The general system specs are not for the faint-hearted: AMD Athlon FX-60 processor, NVIDIA GeForce 7900 GTX SLI, low latency DDR memory, Creative X-Fi audio. These systems represent the pinnacle of PC gaming performance available today, an ethos supported by the addition of the PhysX card.

However, anyone hoping that the prescence of a PPU to accelerate physics will somehow alleviate the need for high-end components elsewhere is in for a shock. While the PPU handles the physics calculations for the thousands of extra particles and objects in a scene, the GPU now needs to draw the additional polygons and handle the increased texturing / shading load.

"We drive sales of high-end hardware," Andy Hess, Director of Content Acquistion for AGEIA told us. "When you have a PhysX processor in your system, you've gotta have that SLI. You've gotta have both graphics cards to handle the amount of data that we send out. We keep those guys really busy."

The systems shown to us were pitched as 'future-proofed' in that they featured hardware today that tomorrow's games would require.

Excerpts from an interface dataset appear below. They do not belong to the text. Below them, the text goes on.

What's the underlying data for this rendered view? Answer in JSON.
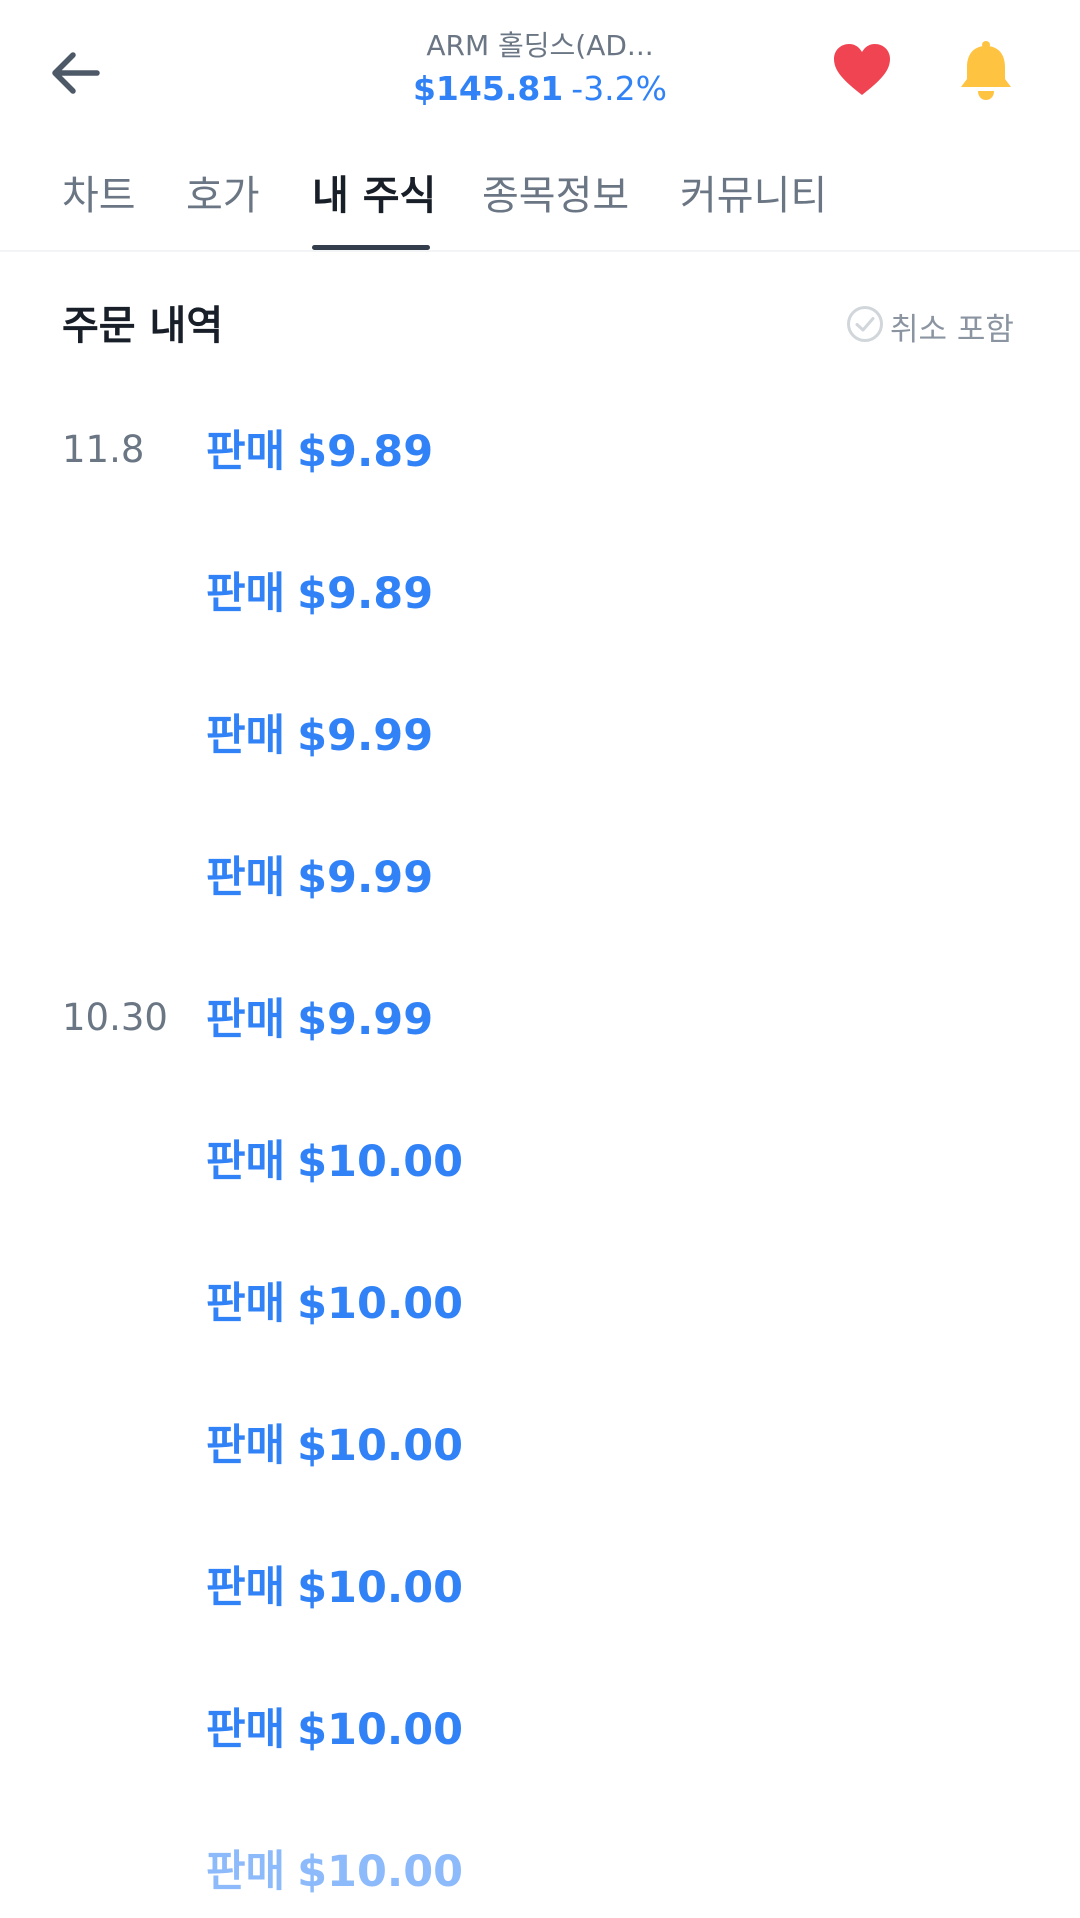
{
  "header": {
    "back_icon": "arrow-left-icon",
    "stock_name": "ARM 홀딩스(AD...",
    "price": "$145.81",
    "change": "-3.2%",
    "heart_icon": "heart-icon",
    "bell_icon": "bell-icon",
    "colors": {
      "price": "#3182f6",
      "heart": "#f04452",
      "bell": "#ffc342"
    }
  },
  "tabs": [
    {
      "label": "차트",
      "active": false
    },
    {
      "label": "호가",
      "active": false
    },
    {
      "label": "내 주식",
      "active": true
    },
    {
      "label": "종목정보",
      "active": false
    },
    {
      "label": "커뮤니티",
      "active": false
    }
  ],
  "orders_section": {
    "title": "주문 내역",
    "filter_icon": "check-circle-icon",
    "filter_label": "취소 포함",
    "filter_checked": false
  },
  "orders": [
    {
      "date": "11.8",
      "kind": "판매",
      "price": "$9.89"
    },
    {
      "date": "",
      "kind": "판매",
      "price": "$9.89"
    },
    {
      "date": "",
      "kind": "판매",
      "price": "$9.99"
    },
    {
      "date": "",
      "kind": "판매",
      "price": "$9.99"
    },
    {
      "date": "10.30",
      "kind": "판매",
      "price": "$9.99"
    },
    {
      "date": "",
      "kind": "판매",
      "price": "$10.00"
    },
    {
      "date": "",
      "kind": "판매",
      "price": "$10.00"
    },
    {
      "date": "",
      "kind": "판매",
      "price": "$10.00"
    },
    {
      "date": "",
      "kind": "판매",
      "price": "$10.00"
    },
    {
      "date": "",
      "kind": "판매",
      "price": "$10.00"
    },
    {
      "date": "",
      "kind": "판매",
      "price": "$10.00"
    }
  ]
}
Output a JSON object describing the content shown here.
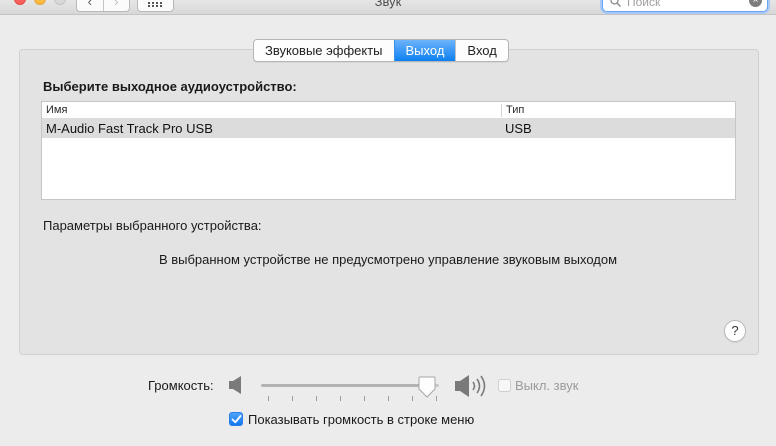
{
  "window": {
    "title": "Звук",
    "search_placeholder": "Поиск",
    "nav_back": "‹",
    "nav_forward": "›"
  },
  "tabs": [
    {
      "label": "Звуковые эффекты",
      "active": false
    },
    {
      "label": "Выход",
      "active": true
    },
    {
      "label": "Вход",
      "active": false
    }
  ],
  "output": {
    "section_label": "Выберите выходное аудиоустройство:",
    "columns": {
      "name": "Имя",
      "type": "Тип"
    },
    "devices": [
      {
        "name": "M-Audio Fast Track Pro USB",
        "type": "USB",
        "selected": true
      }
    ],
    "params_label": "Параметры выбранного устройства:",
    "no_control_message": "В выбранном устройстве не предусмотрено управление звуковым выходом"
  },
  "help": {
    "label": "?"
  },
  "volume": {
    "label": "Громкость:",
    "level": 0.95,
    "mute_label": "Выкл. звук",
    "mute_checked": false,
    "mute_enabled": false,
    "show_in_menu_label": "Показывать громкость в строке меню",
    "show_in_menu_checked": true
  },
  "colors": {
    "accent": "#0d80f2",
    "tab_active_top": "#6cb3fa",
    "selected_row": "#dcdcdc"
  }
}
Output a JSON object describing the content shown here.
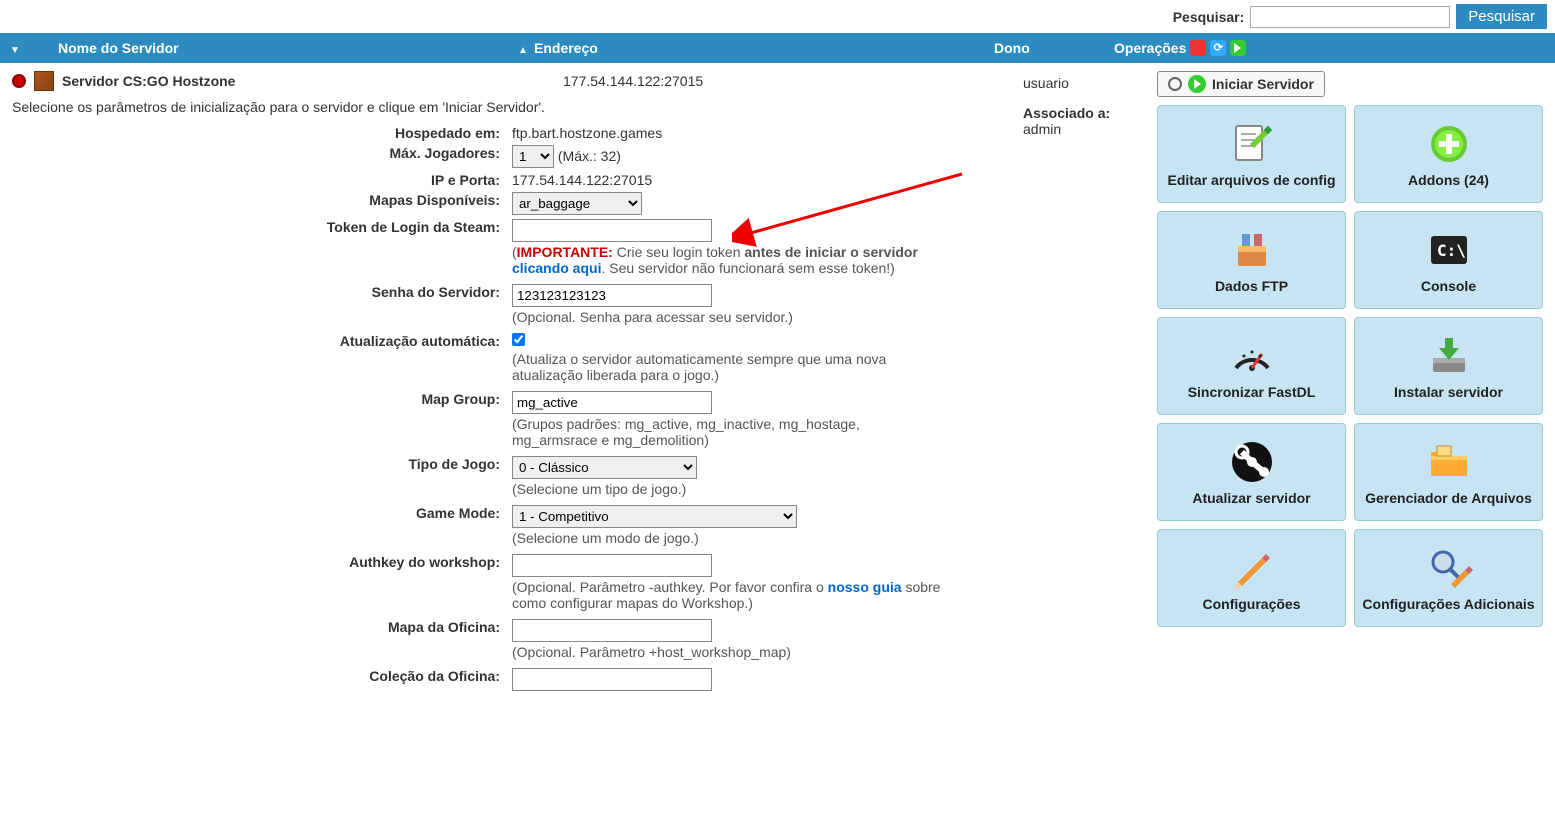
{
  "search": {
    "label": "Pesquisar:",
    "button": "Pesquisar",
    "value": ""
  },
  "headers": {
    "name": "Nome do Servidor",
    "addr": "Endereço",
    "owner": "Dono",
    "ops": "Operações"
  },
  "server": {
    "name": "Servidor CS:GO Hostzone",
    "addr": "177.54.144.122:27015",
    "owner": "usuario",
    "assoc_label": "Associado a:",
    "assoc_value": "admin",
    "start_label": "Iniciar Servidor"
  },
  "intro": "Selecione os parâmetros de inicialização para o servidor e clique em 'Iniciar Servidor'.",
  "form": {
    "hosted_label": "Hospedado em:",
    "hosted_value": "ftp.bart.hostzone.games",
    "maxp_label": "Máx. Jogadores:",
    "maxp_value": "1",
    "maxp_hint": "(Máx.: 32)",
    "ipport_label": "IP e Porta:",
    "ipport_value": "177.54.144.122:27015",
    "maps_label": "Mapas Disponíveis:",
    "maps_value": "ar_baggage",
    "token_label": "Token de Login da Steam:",
    "token_value": "",
    "token_warn": "IMPORTANTE:",
    "token_text1": " Crie seu login token ",
    "token_bold": "antes de iniciar o servidor ",
    "token_link": "clicando aqui",
    "token_text2": ". Seu servidor não funcionará sem esse token!)",
    "pass_label": "Senha do Servidor:",
    "pass_value": "123123123123",
    "pass_hint": "(Opcional. Senha para acessar seu servidor.)",
    "auto_label": "Atualização automática:",
    "auto_checked": true,
    "auto_hint": "(Atualiza o servidor automaticamente sempre que uma nova atualização liberada para o jogo.)",
    "mapgroup_label": "Map Group:",
    "mapgroup_value": "mg_active",
    "mapgroup_hint": "(Grupos padrões: mg_active, mg_inactive, mg_hostage, mg_armsrace e mg_demolition)",
    "gametype_label": "Tipo de Jogo:",
    "gametype_value": "0 - Clássico",
    "gametype_hint": "(Selecione um tipo de jogo.)",
    "gamemode_label": "Game Mode:",
    "gamemode_value": "1 - Competitivo",
    "gamemode_hint": "(Selecione um modo de jogo.)",
    "authkey_label": "Authkey do workshop:",
    "authkey_value": "",
    "authkey_hint1": "(Opcional. Parâmetro -authkey. Por favor confira o ",
    "authkey_link": "nosso guia",
    "authkey_hint2": " sobre como configurar mapas do Workshop.)",
    "wsmap_label": "Mapa da Oficina:",
    "wsmap_value": "",
    "wsmap_hint": "(Opcional. Parâmetro +host_workshop_map)",
    "wscol_label": "Coleção da Oficina:",
    "wscol_value": ""
  },
  "panels": {
    "edit": "Editar arquivos de config",
    "addons": "Addons (24)",
    "ftp": "Dados FTP",
    "console": "Console",
    "fastdl": "Sincronizar FastDL",
    "install": "Instalar servidor",
    "update": "Atualizar servidor",
    "files": "Gerenciador de Arquivos",
    "config": "Configurações",
    "config2": "Configurações Adicionais"
  }
}
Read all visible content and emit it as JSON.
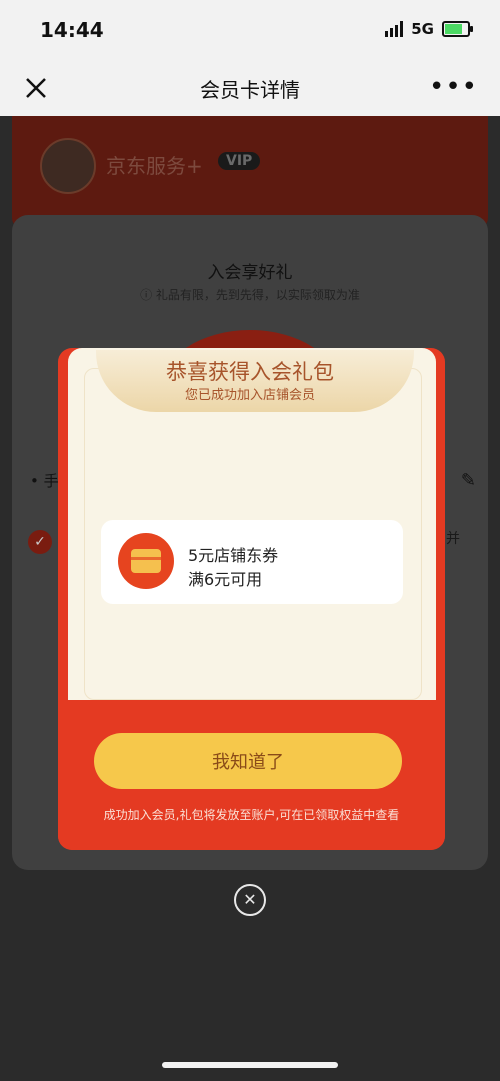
{
  "status_bar": {
    "time": "14:44",
    "network": "5G"
  },
  "navbar": {
    "title": "会员卡详情",
    "more": "•••"
  },
  "background": {
    "shop_name": "京东服务+",
    "vip_badge": "VIP",
    "benefit_title": "入会享好礼",
    "benefit_note": "ⓘ 礼品有限，先到先得，以实际领取为准",
    "phone_label": "• 手",
    "suffix_text": "并"
  },
  "modal": {
    "title": "恭喜获得入会礼包",
    "subtitle": "您已成功加入店铺会员",
    "coupon": {
      "name": "5元店铺东券",
      "condition": "满6元可用"
    },
    "confirm_label": "我知道了",
    "footer_note": "成功加入会员,礼包将发放至账户,可在已领取权益中查看"
  },
  "close_symbol": "✕"
}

Unfortunately for the sales teams at Alienware and AGEIA, the software side of things has lagged behind the hardware.

We were told there are over 60 developers working on 100+ titles featuring PhysX support, but should you order an Alienware, Dell or Falcon Northwest system today, your gameplaying options are somewhat limited. City of Villains will be patched, as will Bet on Soldier but the first new games to feature PPU support out of the box - Tom Clancy’s Ghost Recon Advanced Warfighter and Rise of Nations: Rise of Legends - won't arrive until May. The one game that could seriously drive sales - the Unreal Engine 3.0-power Unreal Tournament 2007 is not expected until Q4 2006.

It's still early days for AGEIA. The technology is great, and the potential for mind-blowing physics-driven gameplay is there, just as it was when we last saw it three months ago at CES. What they need now is killer titles that make PPUs the must-have hardware item of 2006 and for that, we may have to wait a few more months.


Inside the Alienware: the ASUS A8N SLI has three PCI slots, so no problems accomodating the PPU card. Dual-slot coolers on other motherboards may cause conflicts (note - GeForce 7800 GTX SLI pictured). Cards will be produced by ASUS and BFG Technologies.

Are you going to be checking out the PhysX for your own rig? Let us know your thoughts over in the forums.